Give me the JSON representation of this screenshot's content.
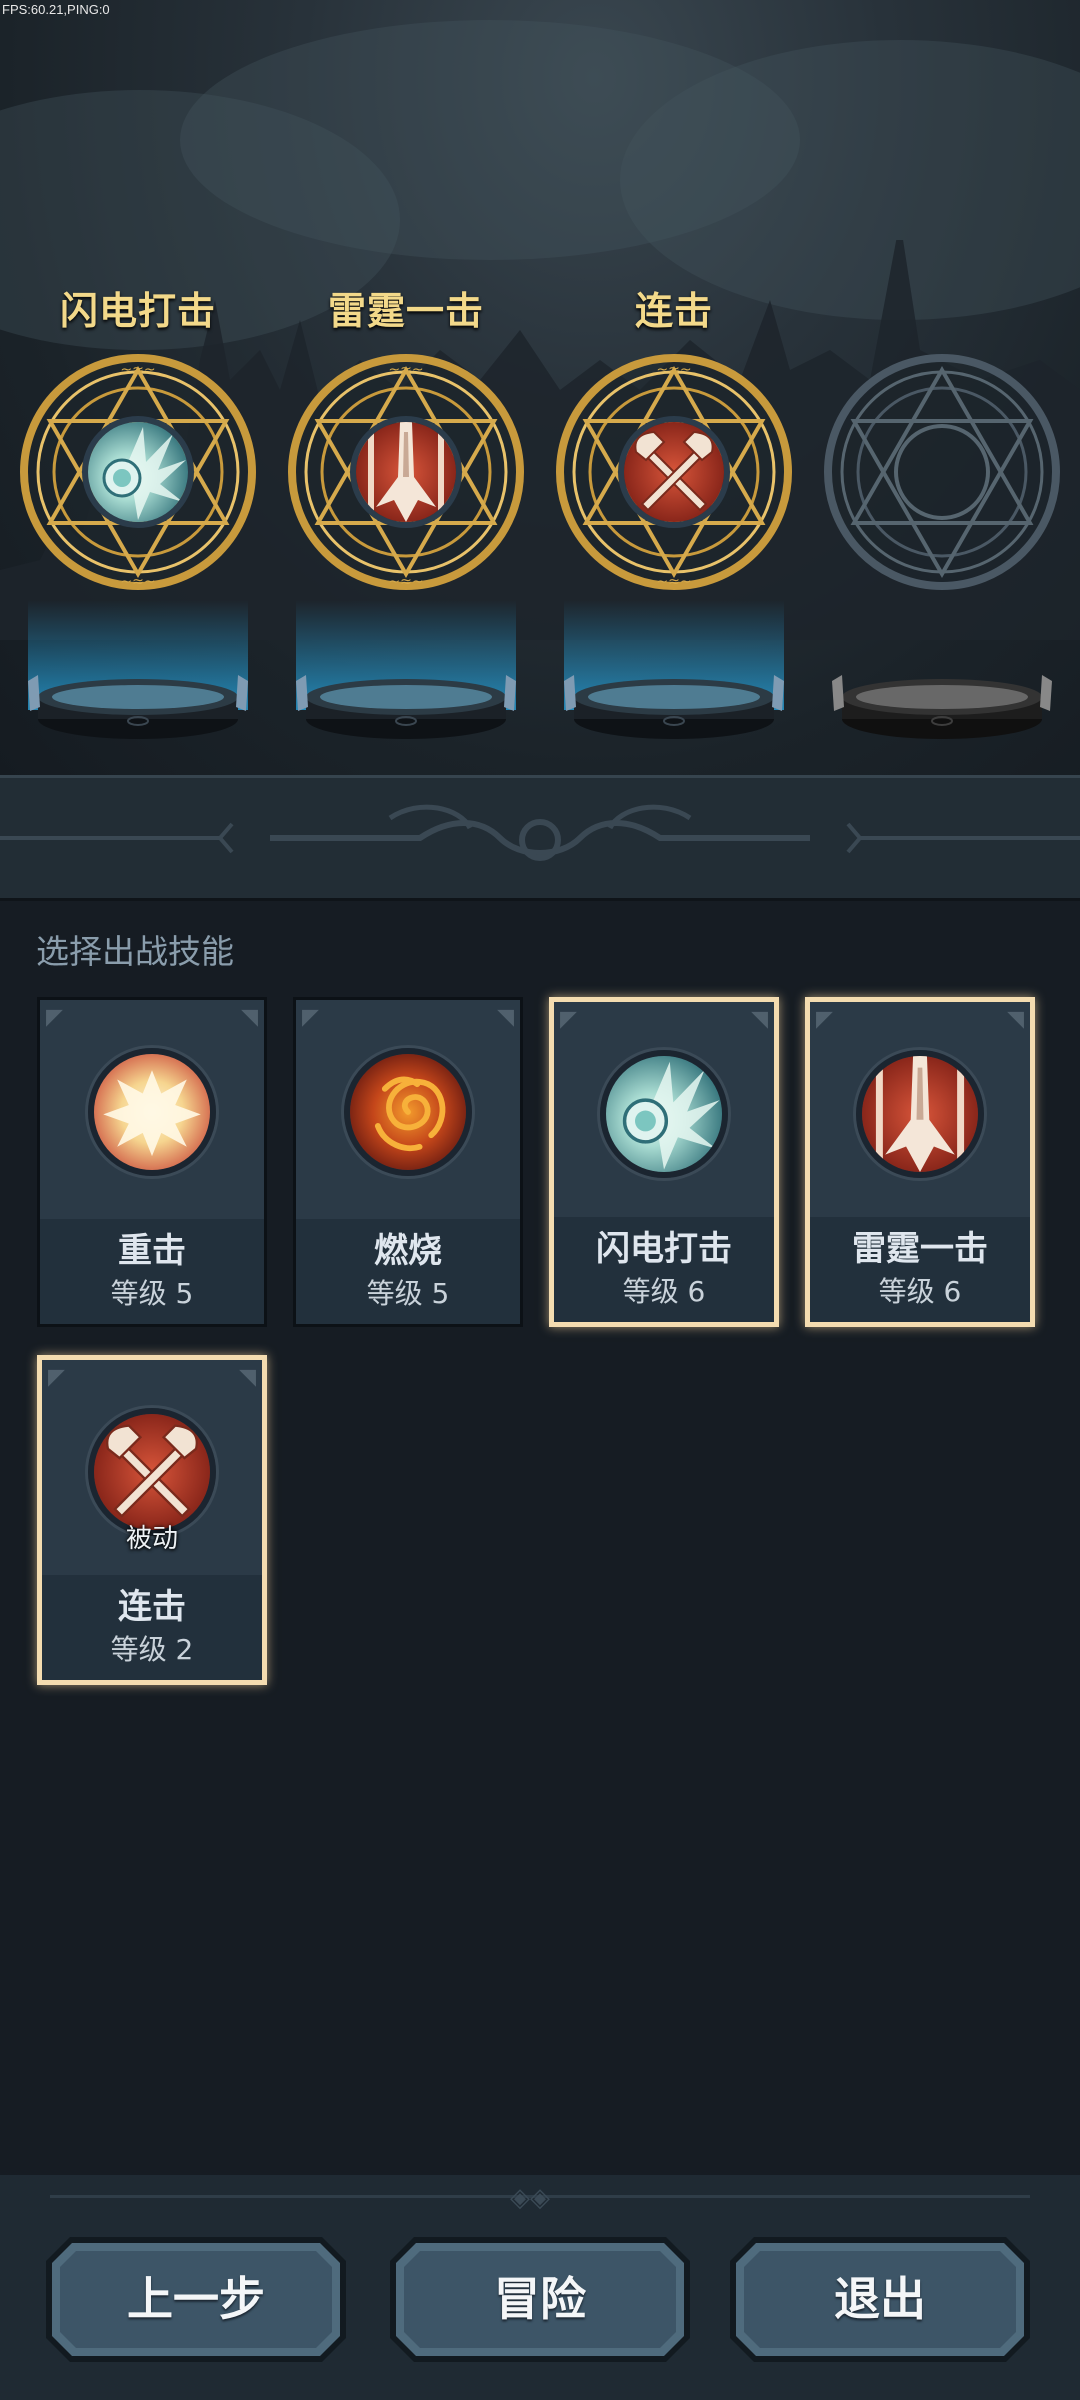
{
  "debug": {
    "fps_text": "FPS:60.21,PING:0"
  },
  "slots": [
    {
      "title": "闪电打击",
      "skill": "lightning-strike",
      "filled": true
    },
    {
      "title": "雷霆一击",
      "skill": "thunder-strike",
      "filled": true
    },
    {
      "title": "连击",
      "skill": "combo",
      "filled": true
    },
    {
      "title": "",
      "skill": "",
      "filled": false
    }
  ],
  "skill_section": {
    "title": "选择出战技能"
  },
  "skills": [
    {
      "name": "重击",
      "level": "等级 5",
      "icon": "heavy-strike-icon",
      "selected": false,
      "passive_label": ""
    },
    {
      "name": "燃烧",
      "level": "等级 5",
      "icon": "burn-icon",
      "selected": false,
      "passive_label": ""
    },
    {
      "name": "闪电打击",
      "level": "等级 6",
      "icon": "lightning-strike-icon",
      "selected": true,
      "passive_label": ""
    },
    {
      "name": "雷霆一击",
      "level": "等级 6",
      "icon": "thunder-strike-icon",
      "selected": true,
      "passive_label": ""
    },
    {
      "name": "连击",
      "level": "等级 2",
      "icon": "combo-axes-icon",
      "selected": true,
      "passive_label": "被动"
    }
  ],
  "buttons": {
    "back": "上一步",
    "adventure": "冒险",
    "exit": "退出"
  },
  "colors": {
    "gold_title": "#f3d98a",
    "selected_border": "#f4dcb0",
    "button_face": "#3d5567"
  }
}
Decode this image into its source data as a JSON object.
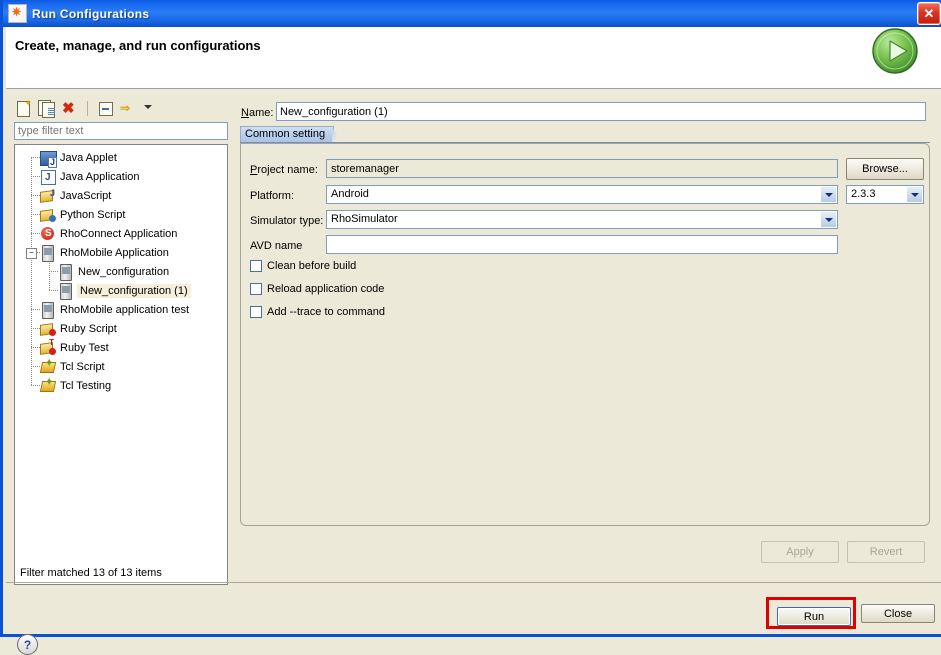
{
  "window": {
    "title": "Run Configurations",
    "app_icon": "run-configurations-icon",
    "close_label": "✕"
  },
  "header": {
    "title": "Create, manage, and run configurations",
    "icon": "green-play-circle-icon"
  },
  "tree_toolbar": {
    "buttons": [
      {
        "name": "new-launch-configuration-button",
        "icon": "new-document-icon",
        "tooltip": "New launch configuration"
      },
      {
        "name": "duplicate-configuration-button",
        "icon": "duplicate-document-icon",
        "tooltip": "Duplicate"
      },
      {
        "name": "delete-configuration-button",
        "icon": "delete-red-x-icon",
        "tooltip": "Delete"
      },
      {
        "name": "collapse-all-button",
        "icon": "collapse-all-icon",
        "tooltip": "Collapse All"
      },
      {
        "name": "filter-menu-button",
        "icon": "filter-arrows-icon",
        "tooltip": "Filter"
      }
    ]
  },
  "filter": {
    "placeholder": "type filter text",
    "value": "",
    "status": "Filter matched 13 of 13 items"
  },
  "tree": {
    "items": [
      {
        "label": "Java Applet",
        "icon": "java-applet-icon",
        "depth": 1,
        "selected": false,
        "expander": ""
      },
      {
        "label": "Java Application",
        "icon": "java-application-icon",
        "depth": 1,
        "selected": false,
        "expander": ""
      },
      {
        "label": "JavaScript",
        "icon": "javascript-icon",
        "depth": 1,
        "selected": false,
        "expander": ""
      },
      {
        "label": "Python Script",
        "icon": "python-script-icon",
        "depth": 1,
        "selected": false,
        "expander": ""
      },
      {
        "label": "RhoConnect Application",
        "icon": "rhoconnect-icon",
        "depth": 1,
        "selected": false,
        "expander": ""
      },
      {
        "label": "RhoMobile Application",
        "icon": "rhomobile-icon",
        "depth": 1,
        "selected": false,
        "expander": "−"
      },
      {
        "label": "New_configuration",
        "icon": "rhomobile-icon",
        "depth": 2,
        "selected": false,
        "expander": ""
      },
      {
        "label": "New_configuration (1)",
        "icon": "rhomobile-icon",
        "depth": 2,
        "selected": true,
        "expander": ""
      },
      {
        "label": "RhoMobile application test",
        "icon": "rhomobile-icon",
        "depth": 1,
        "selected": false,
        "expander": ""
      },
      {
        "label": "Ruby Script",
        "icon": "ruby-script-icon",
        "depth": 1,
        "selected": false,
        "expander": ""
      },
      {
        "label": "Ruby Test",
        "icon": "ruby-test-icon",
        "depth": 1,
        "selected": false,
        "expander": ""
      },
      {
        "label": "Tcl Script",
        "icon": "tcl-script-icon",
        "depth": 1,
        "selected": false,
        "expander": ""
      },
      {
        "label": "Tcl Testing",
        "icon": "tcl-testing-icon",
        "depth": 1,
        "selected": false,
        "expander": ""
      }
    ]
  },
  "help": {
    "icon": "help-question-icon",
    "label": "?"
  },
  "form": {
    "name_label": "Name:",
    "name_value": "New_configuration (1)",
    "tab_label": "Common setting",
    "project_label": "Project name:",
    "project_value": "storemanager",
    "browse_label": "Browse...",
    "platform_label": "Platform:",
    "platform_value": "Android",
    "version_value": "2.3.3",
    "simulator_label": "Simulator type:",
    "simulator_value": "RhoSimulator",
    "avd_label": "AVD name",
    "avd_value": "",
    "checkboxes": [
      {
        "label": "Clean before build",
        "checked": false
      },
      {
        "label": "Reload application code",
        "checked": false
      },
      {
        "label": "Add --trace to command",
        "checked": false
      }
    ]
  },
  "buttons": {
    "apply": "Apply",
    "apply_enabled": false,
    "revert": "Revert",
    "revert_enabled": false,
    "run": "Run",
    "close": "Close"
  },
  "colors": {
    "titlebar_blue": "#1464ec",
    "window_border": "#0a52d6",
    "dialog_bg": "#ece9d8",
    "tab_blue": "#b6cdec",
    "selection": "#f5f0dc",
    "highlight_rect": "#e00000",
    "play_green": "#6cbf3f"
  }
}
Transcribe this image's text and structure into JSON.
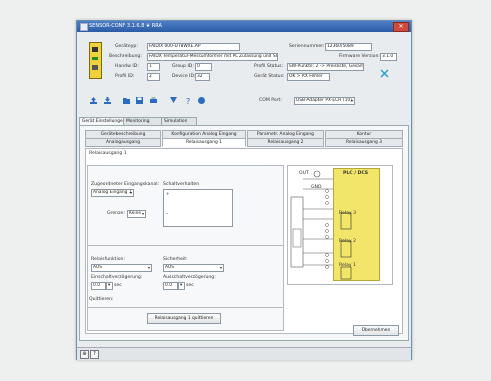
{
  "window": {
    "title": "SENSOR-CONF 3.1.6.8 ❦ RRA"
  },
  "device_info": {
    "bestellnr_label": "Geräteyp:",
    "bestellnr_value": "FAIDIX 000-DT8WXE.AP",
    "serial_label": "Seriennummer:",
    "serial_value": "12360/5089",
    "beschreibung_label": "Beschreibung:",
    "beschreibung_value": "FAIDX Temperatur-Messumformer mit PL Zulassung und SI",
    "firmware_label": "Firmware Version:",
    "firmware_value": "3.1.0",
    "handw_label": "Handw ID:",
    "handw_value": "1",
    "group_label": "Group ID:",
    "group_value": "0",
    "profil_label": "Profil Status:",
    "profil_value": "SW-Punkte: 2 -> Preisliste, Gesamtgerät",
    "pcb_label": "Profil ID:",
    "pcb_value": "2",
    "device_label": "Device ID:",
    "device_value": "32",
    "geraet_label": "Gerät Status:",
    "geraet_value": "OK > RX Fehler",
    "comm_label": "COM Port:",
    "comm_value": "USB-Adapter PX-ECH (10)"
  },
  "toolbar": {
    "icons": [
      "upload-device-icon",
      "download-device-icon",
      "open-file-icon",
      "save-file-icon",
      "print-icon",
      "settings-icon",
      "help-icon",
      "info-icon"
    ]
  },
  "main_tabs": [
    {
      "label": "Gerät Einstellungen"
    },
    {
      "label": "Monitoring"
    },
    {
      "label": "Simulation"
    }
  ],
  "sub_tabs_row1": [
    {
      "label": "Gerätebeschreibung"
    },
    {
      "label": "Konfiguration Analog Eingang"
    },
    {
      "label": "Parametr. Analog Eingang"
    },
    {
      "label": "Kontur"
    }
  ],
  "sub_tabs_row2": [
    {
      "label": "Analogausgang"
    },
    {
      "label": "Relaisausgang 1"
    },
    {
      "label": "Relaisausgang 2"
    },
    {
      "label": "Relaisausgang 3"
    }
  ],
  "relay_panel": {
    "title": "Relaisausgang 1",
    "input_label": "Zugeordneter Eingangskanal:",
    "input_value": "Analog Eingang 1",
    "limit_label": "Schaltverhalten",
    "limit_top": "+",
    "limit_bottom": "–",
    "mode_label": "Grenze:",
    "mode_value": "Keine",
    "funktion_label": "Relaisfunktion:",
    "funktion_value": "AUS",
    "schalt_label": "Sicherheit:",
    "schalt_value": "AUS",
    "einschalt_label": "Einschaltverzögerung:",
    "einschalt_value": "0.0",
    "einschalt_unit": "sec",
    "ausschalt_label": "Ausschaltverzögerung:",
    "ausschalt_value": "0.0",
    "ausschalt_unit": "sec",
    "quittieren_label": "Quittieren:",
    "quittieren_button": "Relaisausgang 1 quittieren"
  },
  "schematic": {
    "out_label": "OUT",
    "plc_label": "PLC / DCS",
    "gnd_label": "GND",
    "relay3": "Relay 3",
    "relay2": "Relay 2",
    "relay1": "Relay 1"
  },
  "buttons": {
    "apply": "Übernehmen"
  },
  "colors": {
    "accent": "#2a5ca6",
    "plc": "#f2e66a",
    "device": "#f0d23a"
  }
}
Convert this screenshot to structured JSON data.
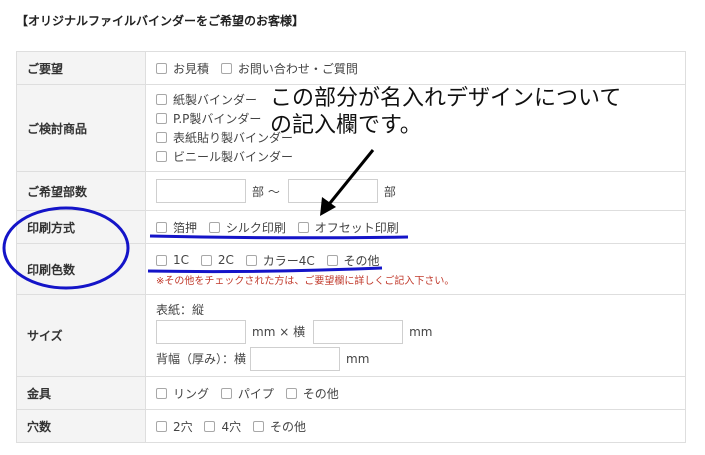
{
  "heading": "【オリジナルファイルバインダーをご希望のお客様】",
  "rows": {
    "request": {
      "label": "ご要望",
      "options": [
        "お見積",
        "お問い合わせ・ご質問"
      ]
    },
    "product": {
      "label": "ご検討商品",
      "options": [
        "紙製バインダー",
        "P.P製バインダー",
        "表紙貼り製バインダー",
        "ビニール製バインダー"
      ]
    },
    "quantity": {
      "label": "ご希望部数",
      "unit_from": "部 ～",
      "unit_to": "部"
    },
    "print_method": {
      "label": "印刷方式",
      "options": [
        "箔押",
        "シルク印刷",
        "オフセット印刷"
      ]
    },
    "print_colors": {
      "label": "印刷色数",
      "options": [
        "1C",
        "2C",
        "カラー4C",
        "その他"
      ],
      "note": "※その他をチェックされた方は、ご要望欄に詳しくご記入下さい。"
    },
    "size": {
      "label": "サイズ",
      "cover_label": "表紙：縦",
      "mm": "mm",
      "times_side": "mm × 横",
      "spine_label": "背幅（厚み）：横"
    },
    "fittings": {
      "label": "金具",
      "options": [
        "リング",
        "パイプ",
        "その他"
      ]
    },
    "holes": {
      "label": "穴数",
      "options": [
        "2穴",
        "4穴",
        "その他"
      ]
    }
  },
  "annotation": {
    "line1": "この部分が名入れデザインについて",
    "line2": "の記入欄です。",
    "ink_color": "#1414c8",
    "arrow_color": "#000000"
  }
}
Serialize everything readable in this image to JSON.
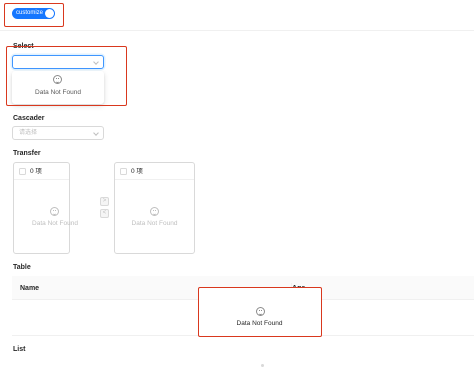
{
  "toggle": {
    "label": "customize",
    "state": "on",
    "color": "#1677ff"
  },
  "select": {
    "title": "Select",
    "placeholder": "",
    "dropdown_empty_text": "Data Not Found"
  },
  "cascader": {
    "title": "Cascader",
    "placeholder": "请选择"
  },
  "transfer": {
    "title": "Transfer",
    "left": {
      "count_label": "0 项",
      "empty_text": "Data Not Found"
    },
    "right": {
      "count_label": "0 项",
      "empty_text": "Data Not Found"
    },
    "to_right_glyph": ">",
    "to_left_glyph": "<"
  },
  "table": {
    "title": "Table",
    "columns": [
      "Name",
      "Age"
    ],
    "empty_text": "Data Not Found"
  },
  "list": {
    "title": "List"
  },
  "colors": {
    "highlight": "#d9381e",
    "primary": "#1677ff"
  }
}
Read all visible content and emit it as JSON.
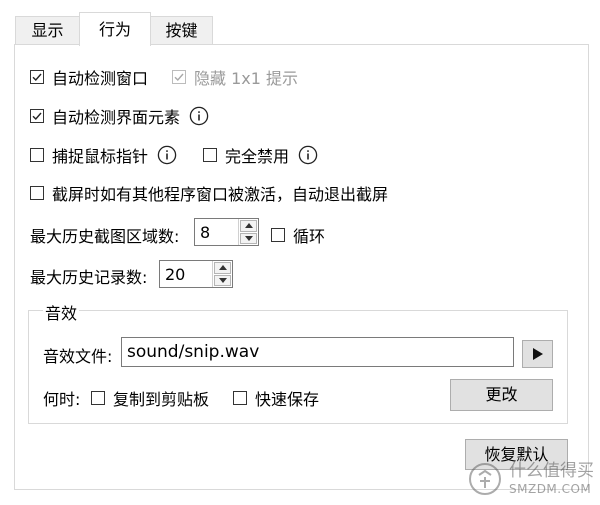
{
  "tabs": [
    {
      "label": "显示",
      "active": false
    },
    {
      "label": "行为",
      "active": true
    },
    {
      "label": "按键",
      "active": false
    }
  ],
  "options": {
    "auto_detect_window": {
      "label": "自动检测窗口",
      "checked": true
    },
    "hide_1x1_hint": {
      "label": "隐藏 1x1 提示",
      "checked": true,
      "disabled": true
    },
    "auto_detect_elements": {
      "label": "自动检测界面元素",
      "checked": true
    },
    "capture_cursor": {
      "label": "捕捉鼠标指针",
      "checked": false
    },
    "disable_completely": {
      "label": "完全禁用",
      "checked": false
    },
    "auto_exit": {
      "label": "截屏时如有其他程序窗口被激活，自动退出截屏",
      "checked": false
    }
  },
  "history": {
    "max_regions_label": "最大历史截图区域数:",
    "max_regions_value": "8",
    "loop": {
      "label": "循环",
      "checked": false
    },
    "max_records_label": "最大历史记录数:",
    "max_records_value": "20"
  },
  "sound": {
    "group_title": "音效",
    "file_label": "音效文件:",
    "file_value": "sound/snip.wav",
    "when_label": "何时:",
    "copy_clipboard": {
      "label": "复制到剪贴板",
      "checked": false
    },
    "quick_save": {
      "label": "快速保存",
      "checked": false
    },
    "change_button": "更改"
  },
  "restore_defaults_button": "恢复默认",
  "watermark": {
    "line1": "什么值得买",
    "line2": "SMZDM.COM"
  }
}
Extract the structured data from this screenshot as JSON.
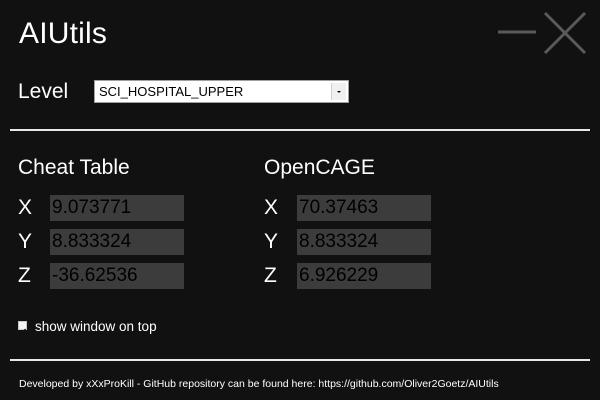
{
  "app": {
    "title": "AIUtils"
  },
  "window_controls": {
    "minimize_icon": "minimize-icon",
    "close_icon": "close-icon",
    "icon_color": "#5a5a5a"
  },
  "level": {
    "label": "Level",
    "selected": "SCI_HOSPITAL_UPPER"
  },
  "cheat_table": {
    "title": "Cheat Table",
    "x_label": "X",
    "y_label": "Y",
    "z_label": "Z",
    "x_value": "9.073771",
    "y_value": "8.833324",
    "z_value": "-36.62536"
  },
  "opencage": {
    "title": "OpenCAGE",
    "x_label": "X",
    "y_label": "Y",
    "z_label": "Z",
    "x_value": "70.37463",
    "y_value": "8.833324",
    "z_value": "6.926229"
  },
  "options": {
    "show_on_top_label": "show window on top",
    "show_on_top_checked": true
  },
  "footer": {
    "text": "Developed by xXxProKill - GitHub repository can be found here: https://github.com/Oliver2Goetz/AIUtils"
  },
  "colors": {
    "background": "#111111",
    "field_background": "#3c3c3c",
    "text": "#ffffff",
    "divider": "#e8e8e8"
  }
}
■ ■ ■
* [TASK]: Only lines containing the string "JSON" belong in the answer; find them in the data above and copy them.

* [FINISHED TASK]:
Give me the JSON representation of this screenshot's content.
Decode this image into its source data as a JSON object.
Transcribe this image's text and structure into JSON.
Convert this screenshot to structured JSON data.
Serialize everything readable in this image to JSON.
Read all visible content and emit it as JSON.
Extract the structured data from this screenshot as JSON.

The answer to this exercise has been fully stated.